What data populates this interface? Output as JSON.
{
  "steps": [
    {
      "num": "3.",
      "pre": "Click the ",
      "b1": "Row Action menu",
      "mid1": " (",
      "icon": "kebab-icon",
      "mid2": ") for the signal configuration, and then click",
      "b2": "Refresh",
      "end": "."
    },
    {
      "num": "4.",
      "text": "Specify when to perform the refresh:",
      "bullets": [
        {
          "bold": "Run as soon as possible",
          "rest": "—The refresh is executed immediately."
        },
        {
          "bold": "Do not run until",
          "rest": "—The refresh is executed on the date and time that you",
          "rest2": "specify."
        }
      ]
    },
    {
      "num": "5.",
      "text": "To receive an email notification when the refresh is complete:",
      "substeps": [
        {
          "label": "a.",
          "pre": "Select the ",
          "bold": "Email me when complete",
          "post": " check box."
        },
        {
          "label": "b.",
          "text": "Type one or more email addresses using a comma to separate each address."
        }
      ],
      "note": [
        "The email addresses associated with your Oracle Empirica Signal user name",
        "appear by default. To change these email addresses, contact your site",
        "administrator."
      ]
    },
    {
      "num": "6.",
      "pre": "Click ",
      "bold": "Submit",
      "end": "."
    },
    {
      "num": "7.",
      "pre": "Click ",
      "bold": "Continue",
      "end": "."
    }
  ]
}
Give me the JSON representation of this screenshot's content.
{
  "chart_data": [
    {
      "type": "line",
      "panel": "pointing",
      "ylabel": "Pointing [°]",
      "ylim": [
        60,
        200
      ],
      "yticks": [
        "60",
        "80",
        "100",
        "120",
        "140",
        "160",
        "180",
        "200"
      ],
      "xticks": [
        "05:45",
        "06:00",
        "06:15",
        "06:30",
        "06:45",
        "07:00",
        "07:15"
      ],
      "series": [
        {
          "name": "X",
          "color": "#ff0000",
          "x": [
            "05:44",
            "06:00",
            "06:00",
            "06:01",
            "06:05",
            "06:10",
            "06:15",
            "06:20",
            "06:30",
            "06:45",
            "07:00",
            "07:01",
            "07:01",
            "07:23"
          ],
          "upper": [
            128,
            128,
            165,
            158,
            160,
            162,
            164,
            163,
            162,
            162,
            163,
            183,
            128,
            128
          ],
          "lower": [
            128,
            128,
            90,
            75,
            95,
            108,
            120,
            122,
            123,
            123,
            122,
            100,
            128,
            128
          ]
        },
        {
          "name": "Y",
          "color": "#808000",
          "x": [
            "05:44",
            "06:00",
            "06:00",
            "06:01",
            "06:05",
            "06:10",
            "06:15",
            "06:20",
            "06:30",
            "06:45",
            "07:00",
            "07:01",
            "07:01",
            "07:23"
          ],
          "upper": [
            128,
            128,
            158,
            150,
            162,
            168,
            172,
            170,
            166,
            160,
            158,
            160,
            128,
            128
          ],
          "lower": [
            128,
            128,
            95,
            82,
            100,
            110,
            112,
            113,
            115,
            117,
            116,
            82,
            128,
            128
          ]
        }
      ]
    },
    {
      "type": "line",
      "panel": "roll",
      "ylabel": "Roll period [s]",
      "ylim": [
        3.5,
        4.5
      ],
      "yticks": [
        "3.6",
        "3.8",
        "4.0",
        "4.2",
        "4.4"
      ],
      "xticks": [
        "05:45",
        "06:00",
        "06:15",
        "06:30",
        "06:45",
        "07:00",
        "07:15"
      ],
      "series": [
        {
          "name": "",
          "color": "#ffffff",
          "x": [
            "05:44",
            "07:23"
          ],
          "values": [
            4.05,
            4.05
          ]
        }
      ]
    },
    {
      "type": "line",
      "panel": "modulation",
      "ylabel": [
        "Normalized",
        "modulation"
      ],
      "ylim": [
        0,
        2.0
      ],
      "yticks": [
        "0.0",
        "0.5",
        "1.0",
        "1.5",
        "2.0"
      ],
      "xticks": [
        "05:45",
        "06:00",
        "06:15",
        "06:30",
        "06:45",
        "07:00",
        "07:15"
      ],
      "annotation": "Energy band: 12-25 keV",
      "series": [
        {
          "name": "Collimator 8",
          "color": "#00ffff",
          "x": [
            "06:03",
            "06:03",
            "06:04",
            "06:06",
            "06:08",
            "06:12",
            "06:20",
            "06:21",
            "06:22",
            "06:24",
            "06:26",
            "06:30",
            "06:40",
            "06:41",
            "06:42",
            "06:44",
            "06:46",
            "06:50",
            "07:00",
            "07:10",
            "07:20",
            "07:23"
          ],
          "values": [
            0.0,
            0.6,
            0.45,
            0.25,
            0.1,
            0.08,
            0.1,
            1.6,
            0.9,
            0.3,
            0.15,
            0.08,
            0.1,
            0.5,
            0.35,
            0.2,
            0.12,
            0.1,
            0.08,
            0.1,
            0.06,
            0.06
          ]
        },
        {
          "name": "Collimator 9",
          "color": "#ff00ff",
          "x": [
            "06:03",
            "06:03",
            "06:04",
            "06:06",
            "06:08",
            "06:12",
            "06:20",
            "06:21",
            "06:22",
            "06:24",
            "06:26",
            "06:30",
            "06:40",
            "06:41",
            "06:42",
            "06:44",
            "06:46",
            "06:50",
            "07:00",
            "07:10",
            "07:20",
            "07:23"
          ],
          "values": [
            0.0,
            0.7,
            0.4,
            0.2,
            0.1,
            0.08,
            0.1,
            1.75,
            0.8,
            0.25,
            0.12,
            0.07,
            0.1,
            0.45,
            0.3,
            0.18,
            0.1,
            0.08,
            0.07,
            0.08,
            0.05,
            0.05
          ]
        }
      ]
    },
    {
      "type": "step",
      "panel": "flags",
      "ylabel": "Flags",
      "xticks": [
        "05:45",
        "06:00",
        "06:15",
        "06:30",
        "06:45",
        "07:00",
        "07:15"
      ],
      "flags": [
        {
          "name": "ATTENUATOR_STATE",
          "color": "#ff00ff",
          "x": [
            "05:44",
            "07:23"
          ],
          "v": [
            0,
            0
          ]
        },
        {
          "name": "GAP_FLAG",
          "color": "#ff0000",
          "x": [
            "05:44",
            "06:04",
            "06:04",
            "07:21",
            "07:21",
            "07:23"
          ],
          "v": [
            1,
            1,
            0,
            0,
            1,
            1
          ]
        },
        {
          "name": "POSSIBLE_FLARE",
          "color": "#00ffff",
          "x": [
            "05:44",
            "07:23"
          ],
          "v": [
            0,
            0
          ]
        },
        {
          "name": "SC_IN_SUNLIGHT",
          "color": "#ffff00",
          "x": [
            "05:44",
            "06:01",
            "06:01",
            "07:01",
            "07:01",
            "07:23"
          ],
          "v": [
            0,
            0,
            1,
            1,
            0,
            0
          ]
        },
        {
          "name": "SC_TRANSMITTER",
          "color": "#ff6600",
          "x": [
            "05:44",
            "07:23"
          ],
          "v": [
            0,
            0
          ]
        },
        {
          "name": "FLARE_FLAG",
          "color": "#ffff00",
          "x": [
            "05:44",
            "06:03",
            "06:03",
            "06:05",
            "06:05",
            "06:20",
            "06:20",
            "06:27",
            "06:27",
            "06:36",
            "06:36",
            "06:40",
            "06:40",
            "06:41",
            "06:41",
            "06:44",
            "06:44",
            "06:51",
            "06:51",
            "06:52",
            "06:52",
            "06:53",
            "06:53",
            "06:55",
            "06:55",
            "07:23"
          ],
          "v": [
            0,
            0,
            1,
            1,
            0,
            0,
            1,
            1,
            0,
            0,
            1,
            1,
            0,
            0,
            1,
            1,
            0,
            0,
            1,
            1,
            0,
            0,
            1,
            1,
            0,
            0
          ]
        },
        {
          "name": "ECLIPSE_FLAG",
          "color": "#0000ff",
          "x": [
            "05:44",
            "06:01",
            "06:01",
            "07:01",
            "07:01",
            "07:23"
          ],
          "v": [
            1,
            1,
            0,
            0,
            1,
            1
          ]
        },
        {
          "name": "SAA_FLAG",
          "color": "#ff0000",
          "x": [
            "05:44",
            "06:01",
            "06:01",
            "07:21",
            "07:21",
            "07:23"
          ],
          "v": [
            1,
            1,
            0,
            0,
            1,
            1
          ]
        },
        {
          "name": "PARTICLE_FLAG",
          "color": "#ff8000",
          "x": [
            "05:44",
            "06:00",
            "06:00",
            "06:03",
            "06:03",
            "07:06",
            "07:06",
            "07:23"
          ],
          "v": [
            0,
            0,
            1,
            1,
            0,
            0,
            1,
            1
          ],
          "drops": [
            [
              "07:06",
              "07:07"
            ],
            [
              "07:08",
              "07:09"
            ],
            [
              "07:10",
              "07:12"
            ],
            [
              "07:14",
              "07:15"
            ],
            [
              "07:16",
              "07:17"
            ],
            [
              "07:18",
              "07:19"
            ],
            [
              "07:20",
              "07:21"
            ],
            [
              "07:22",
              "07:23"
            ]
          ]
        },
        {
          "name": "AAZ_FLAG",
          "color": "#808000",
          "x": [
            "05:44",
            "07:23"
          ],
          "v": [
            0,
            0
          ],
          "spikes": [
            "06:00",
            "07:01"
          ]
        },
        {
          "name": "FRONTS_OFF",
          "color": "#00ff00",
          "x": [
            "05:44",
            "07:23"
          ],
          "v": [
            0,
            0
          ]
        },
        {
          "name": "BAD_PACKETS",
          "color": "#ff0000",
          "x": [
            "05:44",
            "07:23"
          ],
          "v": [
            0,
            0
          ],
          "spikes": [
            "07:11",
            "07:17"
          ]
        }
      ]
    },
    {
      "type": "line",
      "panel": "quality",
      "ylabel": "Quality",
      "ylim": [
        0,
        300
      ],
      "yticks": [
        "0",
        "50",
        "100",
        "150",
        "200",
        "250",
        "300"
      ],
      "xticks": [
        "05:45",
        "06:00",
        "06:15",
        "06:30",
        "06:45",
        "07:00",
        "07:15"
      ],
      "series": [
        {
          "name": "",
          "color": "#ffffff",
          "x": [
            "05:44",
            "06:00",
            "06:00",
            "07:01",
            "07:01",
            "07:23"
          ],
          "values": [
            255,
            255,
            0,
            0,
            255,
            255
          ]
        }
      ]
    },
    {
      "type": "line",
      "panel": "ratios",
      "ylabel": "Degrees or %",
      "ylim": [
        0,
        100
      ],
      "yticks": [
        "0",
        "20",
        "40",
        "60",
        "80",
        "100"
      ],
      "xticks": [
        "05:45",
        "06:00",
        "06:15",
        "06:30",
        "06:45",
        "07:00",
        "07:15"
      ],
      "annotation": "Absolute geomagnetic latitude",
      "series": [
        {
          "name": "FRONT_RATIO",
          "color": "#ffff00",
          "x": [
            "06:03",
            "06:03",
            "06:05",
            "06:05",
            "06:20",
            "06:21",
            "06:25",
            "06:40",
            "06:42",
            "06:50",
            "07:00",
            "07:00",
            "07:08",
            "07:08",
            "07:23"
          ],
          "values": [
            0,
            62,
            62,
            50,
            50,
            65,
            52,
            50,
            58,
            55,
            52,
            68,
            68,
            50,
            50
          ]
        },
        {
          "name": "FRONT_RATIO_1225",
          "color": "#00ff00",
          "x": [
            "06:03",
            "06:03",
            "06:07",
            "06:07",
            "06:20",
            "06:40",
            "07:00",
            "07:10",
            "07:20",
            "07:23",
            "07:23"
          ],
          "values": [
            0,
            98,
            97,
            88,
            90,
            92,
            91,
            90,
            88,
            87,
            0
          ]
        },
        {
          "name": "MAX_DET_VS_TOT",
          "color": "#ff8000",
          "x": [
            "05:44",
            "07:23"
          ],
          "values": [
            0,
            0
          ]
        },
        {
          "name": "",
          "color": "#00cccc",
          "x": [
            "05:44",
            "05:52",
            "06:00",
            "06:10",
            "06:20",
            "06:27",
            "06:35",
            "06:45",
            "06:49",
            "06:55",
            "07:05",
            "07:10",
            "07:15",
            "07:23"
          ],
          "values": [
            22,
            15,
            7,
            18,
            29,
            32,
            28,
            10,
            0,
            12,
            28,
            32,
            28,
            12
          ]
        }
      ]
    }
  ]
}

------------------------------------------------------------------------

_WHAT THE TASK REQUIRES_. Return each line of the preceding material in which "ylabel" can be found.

_RESPONSE BOX_.
      "ylabel": "Pointing [°]",
      "ylabel": "Roll period [s]",
      "ylabel": [
      "ylabel": "Flags",
      "ylabel": "Quality",
      "ylabel": "Degrees or %",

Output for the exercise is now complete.